“The prosecution of the whistleblower and alleged WikiLeaks source Bradley Manning is an exercise in intimidation, not justice.”
Greenwald wrote that “Manning deserves gratitude and a medal, not a life in prison” for what he has given the world.
Manning himself described his actions as necessary.
“For me, this seemed similar to a child torturing ants with a magnifying glass,” Manning commented on the video showing US soldiers onboard an Apache helicopter opening fire on Iraqi civilians.
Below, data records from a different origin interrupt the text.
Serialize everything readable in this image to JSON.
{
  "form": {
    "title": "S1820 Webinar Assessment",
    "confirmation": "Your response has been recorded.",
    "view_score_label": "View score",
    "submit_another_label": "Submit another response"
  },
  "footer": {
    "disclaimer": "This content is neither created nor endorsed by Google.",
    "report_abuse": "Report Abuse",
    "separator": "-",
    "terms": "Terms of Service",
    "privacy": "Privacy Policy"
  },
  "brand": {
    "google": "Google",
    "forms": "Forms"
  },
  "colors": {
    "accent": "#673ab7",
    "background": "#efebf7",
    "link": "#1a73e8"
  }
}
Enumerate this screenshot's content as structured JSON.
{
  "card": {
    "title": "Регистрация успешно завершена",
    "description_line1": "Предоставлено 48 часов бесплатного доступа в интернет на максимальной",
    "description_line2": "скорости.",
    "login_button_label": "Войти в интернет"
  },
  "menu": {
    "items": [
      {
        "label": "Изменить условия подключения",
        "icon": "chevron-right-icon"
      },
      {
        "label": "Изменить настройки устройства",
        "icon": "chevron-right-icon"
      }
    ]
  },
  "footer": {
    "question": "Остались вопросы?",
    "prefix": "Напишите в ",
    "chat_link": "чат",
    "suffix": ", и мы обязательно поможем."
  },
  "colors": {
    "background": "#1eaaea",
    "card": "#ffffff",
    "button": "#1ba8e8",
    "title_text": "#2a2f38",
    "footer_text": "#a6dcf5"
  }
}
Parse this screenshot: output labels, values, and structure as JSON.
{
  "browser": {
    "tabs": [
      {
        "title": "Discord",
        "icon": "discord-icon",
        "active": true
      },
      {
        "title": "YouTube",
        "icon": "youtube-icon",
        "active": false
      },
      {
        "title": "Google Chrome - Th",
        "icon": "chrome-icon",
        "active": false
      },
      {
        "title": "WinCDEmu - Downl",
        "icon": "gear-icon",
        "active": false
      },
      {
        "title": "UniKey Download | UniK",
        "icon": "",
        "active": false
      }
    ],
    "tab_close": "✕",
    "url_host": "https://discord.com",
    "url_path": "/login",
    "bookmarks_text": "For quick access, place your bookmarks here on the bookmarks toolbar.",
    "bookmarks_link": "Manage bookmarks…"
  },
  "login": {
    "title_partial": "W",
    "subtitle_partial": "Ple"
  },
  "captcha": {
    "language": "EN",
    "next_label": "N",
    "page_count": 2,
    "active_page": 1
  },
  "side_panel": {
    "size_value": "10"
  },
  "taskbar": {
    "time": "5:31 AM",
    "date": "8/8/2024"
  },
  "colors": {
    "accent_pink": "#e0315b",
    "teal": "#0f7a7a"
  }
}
In regards to the war logs, he said his opinion remains that the releases consisted of “two of the most significant documents of our time.” The cables, he added,“documented backdoor deals and seemingly criminal activity that didn’t seem” to fit with the public’s perception of an ethically-sound America.
“I thought these cables were the perfect example of a need for more open state diplomacy,” he said.
Manning contacted several US media outlets before going to WikiLeaks, but was rejected by all of them.
He called up The Washington Post and claimed to have materials with “enormous value to the American public.” Manning told the judge that he “spoke for 5 minutes about the general nature” of the documents but said, “I do not believe she took me seriously.”
Rejected, Pfc. Manning approached The New York Times, an outlet he described as “the largest and most popular newspaper” in the world. “I left a message saying I had access to information about Iraq and Afghanistan that I thought was very important,” he said.
“I never received a reply from the New York Times,” claimed Manning, even though he left the paper with multiple ways to be reached, including his Skype contact.
Believing there were few appropriate conduits for the materials he collected as an intelligence officer, he said WikiLeaks “seemed to be the best medium for publishing this information.”
The best quote that describes Manning’s intentions was his online confession to online confident days before his arrest in Iraq:
“Hypothetical question: If you had free reign [sic] over classified networks for long periods of time … say, eight to nine … and you saw incredible things, awful things … things that belonged in the public domain, and not on some server stored in a dark room in Washington DC … what would you do?”